Robert Rose
Chief Strategist, Content Marketing Institute

9) “Given the space I work in: the ability to clearly communicate fresh ideas.

I’m all for pretty prose, but in content marketing it’s all about educating customers; this places priority on clarity over articulacy, and demands an ability to argue unique perspectives. In other words, I mostly value a writer’s ability to think clearly and then put those thoughts to page over their ability to ‘write well.’ Perhaps they are one and the same, though. :)”

Gregory Ciotti
Content Strategist, Help Scout

Edit: Bonus Tip!

One strategist got back to me after the post went up, but I didn’t want to deprive anyone of her great advice.

“I need people who are super curious and constantly educating themselves about all the different areas of content strategy, particularly UX and metadata basics. Great writing only goes so far! :)”

Kristina Halvorson
Content Strategist, Brain Traffic

One thing that quickly becomes clear through these answers is that not every content strategist has the same priorities when it comes to finding a great content writer, which goes to show that much of being good at your work is finding the employer or client that’s a great fit for you.

There are a few key themes we see emerge though:

 

  • Curiosity

 

      – A good writer has got to be a great researcher and that’s a skill that usually comes from having a driving curiosity to learn new things. The best writers

like

      that process of digging up new information on a topic and becoming a mini-expert in every little thing their readers want to know about.

 

  • Creativity
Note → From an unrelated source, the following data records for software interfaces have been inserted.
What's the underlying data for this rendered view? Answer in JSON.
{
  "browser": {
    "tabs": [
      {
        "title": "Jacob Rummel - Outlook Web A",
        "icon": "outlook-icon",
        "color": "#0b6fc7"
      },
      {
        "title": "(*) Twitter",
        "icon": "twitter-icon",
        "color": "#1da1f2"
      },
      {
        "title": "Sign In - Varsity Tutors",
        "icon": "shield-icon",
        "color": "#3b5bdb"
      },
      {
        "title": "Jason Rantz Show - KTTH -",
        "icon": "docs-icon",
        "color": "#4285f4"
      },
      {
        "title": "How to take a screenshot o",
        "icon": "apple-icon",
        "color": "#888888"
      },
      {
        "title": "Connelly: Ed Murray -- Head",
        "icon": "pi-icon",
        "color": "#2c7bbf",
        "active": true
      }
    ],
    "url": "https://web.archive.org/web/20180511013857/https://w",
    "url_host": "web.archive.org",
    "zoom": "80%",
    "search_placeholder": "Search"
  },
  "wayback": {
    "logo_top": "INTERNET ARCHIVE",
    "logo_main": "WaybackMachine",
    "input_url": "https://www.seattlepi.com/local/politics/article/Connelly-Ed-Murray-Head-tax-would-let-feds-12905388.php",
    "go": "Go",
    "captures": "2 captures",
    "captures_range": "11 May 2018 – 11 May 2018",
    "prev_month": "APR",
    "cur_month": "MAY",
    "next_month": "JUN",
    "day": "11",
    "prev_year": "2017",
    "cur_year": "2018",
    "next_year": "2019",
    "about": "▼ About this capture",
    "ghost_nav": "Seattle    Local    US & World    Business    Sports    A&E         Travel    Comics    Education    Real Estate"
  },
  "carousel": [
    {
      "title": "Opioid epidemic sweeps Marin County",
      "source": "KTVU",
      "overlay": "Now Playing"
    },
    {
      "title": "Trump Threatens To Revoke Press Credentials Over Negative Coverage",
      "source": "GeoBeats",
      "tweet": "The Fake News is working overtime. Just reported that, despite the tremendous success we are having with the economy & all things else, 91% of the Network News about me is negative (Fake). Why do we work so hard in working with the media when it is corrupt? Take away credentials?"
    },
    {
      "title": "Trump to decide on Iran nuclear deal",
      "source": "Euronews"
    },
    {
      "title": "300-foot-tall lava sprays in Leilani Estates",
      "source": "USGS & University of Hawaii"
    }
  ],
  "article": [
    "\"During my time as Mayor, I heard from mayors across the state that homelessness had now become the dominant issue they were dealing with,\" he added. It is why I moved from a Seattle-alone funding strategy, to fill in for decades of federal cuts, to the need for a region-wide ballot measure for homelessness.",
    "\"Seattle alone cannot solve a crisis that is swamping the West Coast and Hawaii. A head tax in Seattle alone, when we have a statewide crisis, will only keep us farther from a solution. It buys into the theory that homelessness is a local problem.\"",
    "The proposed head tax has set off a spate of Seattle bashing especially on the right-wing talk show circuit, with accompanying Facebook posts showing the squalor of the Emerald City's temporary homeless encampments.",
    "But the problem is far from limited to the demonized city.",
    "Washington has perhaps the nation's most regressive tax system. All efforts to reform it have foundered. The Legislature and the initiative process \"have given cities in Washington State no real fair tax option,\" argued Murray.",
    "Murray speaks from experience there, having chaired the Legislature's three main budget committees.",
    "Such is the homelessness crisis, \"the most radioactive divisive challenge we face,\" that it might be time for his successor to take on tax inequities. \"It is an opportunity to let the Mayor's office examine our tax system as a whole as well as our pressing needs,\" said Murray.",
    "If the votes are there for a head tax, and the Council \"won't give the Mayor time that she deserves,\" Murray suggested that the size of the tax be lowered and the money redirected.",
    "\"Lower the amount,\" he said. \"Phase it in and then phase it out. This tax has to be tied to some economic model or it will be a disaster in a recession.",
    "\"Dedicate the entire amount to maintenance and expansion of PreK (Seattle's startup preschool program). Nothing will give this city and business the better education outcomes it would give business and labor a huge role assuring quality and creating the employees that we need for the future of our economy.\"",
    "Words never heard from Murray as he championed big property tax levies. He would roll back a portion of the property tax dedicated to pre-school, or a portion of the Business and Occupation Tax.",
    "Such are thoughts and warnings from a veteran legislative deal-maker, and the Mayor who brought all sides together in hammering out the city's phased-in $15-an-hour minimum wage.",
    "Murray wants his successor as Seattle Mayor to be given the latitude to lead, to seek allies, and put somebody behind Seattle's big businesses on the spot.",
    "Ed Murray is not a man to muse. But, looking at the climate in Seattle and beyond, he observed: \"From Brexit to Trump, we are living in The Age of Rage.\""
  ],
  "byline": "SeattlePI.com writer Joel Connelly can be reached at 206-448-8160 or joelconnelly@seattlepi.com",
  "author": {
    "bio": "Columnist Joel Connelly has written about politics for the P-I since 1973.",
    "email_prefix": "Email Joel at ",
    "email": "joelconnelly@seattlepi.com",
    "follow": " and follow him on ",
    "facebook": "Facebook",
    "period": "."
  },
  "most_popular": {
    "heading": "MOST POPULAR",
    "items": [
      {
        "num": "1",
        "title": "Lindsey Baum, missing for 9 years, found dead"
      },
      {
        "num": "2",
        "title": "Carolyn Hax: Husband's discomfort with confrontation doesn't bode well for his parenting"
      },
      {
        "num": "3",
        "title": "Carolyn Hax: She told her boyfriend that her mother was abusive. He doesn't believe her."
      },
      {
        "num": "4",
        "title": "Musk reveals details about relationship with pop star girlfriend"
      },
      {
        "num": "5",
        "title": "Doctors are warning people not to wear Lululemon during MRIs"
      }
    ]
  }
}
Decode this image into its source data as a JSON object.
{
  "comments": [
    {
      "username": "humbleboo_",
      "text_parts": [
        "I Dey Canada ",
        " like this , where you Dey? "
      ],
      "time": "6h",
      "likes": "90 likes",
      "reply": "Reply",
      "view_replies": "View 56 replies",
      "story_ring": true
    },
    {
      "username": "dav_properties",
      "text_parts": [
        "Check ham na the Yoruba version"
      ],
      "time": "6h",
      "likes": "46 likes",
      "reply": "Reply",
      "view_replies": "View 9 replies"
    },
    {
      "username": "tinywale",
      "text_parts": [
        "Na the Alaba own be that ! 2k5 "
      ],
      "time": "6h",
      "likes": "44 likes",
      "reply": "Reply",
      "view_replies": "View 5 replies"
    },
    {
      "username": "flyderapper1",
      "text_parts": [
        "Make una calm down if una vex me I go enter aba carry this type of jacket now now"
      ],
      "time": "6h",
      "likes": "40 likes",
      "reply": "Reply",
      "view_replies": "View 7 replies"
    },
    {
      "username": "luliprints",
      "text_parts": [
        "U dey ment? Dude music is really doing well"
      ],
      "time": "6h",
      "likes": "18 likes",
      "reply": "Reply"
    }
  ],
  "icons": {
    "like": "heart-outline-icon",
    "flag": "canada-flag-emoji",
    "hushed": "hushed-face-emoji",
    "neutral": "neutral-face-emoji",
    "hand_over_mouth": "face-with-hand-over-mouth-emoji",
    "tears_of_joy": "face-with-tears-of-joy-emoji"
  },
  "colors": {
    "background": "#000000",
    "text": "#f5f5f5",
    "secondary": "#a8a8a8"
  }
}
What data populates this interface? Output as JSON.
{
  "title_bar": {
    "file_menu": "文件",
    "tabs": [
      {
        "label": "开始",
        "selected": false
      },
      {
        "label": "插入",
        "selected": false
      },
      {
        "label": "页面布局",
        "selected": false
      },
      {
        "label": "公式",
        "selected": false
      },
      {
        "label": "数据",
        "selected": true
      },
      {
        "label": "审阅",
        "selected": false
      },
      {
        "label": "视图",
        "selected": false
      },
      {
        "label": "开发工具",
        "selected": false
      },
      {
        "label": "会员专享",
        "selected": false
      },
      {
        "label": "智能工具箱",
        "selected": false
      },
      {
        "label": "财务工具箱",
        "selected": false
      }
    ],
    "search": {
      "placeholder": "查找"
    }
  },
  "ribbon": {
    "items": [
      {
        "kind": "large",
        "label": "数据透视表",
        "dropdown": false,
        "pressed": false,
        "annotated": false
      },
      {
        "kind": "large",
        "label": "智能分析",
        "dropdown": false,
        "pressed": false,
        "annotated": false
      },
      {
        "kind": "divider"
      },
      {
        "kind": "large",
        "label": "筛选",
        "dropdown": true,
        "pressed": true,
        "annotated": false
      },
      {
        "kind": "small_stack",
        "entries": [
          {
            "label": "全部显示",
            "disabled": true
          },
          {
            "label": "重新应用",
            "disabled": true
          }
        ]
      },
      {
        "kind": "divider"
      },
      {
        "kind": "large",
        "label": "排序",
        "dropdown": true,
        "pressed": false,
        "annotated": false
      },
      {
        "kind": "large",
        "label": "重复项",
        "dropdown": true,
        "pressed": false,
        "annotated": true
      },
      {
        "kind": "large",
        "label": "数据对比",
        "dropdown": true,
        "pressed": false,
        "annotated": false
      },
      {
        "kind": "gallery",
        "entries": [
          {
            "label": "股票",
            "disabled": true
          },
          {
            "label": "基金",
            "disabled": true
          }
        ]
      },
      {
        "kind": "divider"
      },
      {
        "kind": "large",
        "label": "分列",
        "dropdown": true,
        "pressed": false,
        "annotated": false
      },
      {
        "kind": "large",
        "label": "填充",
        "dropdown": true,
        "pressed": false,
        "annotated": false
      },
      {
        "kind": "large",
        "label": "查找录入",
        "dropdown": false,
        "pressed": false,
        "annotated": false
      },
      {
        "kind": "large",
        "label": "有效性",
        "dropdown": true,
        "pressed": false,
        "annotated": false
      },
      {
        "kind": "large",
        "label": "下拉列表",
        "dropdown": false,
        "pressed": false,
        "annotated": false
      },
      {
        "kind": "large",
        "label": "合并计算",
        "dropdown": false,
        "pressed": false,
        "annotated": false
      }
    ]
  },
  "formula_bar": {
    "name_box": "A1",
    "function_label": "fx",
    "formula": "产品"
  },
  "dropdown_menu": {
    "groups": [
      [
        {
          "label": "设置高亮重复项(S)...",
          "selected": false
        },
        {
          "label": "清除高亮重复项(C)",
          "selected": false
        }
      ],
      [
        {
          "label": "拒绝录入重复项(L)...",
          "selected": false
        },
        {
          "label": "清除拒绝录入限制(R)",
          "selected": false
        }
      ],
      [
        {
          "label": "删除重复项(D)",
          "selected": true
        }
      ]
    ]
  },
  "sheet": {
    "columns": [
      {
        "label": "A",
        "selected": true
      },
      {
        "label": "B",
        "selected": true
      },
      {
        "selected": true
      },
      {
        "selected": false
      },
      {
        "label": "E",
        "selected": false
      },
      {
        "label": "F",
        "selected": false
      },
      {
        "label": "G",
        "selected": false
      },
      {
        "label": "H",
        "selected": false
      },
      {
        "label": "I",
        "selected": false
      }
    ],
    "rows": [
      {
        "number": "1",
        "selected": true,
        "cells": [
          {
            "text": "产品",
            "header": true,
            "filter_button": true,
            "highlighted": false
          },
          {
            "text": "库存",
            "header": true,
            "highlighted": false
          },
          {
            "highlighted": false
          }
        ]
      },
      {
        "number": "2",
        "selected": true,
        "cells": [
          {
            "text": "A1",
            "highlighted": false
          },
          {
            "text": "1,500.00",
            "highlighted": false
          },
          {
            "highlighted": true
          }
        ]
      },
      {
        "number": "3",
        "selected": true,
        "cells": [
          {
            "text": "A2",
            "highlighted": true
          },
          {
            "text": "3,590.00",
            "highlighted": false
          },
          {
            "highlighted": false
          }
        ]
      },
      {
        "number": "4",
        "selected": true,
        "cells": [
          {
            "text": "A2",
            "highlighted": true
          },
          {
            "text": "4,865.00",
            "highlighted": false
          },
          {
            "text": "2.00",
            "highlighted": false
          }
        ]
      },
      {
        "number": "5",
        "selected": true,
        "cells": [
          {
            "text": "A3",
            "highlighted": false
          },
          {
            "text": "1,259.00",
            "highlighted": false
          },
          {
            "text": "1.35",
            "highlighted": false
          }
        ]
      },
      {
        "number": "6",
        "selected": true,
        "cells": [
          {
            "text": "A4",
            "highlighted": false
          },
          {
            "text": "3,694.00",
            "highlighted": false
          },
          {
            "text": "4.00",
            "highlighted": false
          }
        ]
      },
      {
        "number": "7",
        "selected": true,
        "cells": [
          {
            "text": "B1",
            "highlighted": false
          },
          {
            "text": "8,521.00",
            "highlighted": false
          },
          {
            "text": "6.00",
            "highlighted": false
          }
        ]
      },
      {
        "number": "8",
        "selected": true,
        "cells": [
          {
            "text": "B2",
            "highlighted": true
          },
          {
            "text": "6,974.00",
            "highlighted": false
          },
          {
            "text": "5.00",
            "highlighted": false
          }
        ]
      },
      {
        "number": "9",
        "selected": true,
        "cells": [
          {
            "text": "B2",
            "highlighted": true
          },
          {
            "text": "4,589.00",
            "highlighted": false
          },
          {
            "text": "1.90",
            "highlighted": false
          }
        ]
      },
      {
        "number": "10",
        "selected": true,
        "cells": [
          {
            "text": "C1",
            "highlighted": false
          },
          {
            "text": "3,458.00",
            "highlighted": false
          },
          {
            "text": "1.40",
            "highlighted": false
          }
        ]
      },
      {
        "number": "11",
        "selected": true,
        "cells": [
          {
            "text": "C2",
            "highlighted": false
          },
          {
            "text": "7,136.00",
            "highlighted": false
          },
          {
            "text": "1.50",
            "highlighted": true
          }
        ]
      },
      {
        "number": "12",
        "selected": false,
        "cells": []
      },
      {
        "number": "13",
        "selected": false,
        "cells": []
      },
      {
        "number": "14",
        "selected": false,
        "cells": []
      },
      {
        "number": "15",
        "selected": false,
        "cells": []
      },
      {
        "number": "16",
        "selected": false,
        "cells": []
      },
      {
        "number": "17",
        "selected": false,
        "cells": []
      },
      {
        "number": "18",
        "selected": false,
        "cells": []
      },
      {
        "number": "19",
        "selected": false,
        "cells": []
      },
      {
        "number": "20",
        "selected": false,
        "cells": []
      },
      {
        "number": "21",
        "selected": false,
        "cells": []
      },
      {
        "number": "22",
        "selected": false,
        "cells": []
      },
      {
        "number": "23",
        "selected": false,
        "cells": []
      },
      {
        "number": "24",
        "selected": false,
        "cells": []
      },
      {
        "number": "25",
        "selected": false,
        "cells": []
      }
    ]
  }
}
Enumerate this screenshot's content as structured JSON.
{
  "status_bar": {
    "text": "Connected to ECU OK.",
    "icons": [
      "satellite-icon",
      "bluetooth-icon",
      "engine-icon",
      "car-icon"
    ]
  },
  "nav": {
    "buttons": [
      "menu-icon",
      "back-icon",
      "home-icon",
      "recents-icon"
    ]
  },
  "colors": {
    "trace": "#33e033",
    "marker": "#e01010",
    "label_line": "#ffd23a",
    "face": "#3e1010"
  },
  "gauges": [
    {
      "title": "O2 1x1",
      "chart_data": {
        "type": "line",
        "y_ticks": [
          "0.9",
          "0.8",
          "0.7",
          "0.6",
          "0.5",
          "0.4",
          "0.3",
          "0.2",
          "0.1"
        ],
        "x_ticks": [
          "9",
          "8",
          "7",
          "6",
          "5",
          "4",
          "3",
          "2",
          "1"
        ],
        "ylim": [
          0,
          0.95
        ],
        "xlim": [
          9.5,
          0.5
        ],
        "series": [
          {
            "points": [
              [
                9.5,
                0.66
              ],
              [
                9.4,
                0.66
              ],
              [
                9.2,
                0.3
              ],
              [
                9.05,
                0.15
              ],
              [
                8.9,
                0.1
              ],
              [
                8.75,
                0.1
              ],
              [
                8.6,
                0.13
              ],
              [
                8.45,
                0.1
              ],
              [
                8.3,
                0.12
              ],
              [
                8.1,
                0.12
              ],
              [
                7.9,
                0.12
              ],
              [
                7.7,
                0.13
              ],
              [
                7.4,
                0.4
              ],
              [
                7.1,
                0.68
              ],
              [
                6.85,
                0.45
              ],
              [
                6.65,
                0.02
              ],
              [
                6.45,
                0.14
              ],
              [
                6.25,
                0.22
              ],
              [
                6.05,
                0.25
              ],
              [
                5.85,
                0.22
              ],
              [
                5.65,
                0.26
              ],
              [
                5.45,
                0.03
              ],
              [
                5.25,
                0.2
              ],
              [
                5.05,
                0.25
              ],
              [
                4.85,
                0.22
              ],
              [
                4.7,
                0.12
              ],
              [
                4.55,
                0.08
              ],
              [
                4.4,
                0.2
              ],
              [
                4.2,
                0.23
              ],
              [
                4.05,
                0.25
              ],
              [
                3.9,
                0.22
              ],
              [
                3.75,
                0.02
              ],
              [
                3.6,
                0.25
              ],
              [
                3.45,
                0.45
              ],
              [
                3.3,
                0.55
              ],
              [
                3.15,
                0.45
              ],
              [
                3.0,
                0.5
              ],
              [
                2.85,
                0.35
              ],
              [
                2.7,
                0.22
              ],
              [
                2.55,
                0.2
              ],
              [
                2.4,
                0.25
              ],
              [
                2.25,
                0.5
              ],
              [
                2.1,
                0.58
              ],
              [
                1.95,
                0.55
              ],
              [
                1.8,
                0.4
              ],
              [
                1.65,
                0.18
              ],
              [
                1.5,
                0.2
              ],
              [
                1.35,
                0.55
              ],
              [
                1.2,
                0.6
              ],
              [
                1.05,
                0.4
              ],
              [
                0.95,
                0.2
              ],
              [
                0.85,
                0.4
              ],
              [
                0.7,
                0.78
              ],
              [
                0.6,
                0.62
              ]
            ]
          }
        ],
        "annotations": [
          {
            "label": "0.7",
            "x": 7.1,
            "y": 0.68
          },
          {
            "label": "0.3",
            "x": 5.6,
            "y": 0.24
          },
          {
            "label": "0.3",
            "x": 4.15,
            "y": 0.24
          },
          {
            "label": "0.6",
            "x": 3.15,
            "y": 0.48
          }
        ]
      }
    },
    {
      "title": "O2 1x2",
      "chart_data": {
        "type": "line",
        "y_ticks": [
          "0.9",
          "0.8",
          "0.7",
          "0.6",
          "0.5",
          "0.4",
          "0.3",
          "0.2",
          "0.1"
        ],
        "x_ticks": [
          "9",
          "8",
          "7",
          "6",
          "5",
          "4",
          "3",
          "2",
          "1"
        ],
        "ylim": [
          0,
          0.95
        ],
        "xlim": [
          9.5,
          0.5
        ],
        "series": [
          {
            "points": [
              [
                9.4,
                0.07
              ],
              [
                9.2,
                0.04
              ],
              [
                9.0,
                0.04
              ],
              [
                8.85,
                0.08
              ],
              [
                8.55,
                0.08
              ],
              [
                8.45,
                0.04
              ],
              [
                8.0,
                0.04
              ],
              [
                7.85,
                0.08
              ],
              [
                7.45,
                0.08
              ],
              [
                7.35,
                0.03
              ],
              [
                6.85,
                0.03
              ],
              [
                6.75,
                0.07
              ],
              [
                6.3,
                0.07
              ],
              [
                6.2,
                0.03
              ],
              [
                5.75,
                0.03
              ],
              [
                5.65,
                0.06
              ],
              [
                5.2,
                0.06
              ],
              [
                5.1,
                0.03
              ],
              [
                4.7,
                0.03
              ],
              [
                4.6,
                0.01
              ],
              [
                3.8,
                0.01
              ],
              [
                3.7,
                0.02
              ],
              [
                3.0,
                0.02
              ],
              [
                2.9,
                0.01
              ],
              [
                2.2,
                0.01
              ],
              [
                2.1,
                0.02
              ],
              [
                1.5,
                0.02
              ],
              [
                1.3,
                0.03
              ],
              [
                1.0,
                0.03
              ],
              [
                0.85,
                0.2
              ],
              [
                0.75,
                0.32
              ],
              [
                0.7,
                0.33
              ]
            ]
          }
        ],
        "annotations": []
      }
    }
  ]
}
– Good writing is not formulaic, it brings something unique to the table to help keep the reader interested. While that curiosity-driven research takes care of the background work, creativity is what makes for greater skill in the writing process itself. Choosing the best possible words, finding the right voice, bringing some humor into a piece ­– these are some of the kinds of creative skills that really set content writers apart.

 

So there you have it, the things content strategists care about the most when it comes to the work you do for them aren’t those nitty gritty values like meeting deadlines or crafting the right headlines (although I’m sure they’d all be quick to say those matter too). It’s more about the most basic personality traits that drove many of us to become writers in the first place: the desire to continually learn new things and stretch our creativity muscle.